But this wasn’t Gates’s first mistake that ruined kids lives. To tell the story, I offer an extended quote from Thinking, Fast and Slow, by Nobel laureate Daniel Kahneman who, along with Amos Tversky, introduced Prospect Theory to the world.

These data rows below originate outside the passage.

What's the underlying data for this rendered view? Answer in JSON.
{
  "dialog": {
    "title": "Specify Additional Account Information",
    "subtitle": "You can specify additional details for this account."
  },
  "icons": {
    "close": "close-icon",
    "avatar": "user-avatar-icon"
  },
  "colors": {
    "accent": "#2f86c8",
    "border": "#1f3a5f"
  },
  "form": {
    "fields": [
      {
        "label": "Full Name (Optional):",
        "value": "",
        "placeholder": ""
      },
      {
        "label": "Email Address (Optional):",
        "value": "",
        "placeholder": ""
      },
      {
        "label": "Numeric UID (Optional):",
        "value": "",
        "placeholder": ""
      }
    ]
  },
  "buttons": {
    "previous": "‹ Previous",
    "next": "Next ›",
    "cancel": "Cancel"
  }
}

The example appears in a book intended for statistics teachers, but I learned about it from an amusing article by the two statisticians I quoted earlier, Howard Wainer and Harris Zwerling. Their essay focused on a large investment, some $1.7 billion, which the Gates Foundation made to follow up intriguing findings on the characteristics of the most successful schools. Many researchers have sought the secret of successful education by identifying the most successful schools in the hope of discovering what distinguishes them from others. One of the conclusions of this research is that the most successful schools, on average, are small. In a survey of 1,662 schools in Pennsylvania, for instance, 6 of the top 50 were small, which is an overrepresentation by a factor of 4. These data encouraged the Gates Foundation to make a substantial investment in the creation of small schools, sometimes by splitting large schools into smaller units. At least half a dozen other prominent institutions, such as the Annenberg Foundation and the Pew Charitable Trust, joined the effort, as did the U.S. Department of Education’s Smaller Learning Communities Program.1
Splitting a high school in two is a rather big deal to students of that school. My oldest son was forced, by redistricting, to change middle schools in 8th grade. Most of his friends remained at the original school, leaving my son almost alone in what was once considered enemy territory. The experience was traumatic considering the perspective of an early teen. But Gates, et al, forged ahead with their plan to break up schools.
Unfortunately, the causal analysis is pointless because the facts are wrong. If the statisticians who reported to the Gates Foundation had asked about the characteristics of the worst schools, they would have found that bad schools also tend to be smaller than average. The truth is that small schools are not better on average; they are simply more variable. If anything, say Wainer and Zwerling, large schools tend to produce better results, especially in higher grades where a variety of curricular options is valuable.2
Kahneman does not elaborate on how Gates compensated the victims of his failed experiment. In fact, I could find no evidence that the Gates Foundation ever acknowledged its fundamental statistical analysis error—an error that disrupted the educational lives of real children.
Rather, the Gates Foundation, in 2005, unceremoniously announced it would no longer fund the dissection of high schools for the prurient interest of “experts.”3
Don’t expect an actual apology from Gates on his egregious errors that led to useless masking, damaging lockdowns, and force vaccinations, either. That’s not Gates’s style.
Though, I will give Gates credit for admitting the interventions he pushed were unnecessary and harmful. Unlike Hartmann, who simply walks away from the chaos of his rude mistakes, Gates was man enough to own up to being wrong.
The central figures in the Covid scandal—the CDC, FDA, Joe Biden, CEOs who imposed vaccine mandates on employees and vendors, the boards and executives of Pfizer and Moderna—must receive repetitive justice for their crimes (and they were crimes), we have to treat the likes of Gates and Hartmann different.
Neither Gates nor Hartmann claimed to be experts in any field related to virology, immunology, public health, or education. One is computer nerd and the other is an angry blogger. For out part, we should top listening to them both. Their ideas are wrong and dangerous, however well-meaning they might be.
The Covid pandemic revealed a lot, but nothing as clearly as the weak mind of Bill Gates and the low character of Ray Hartmann. I look forward to never hearing from either again.
Kahneman, Daniel. Thinking, Fast and Slow (p. 117). Farrar, Straus and Giroux. Kindle Edition.
Wainer, H. and Zwerling, H.L., The Phi Delta Kappan Vol. 88, No. 4 (Dec., 2006), pp. 300-303 (4 pages) https://www.jstor.org/stable/20442243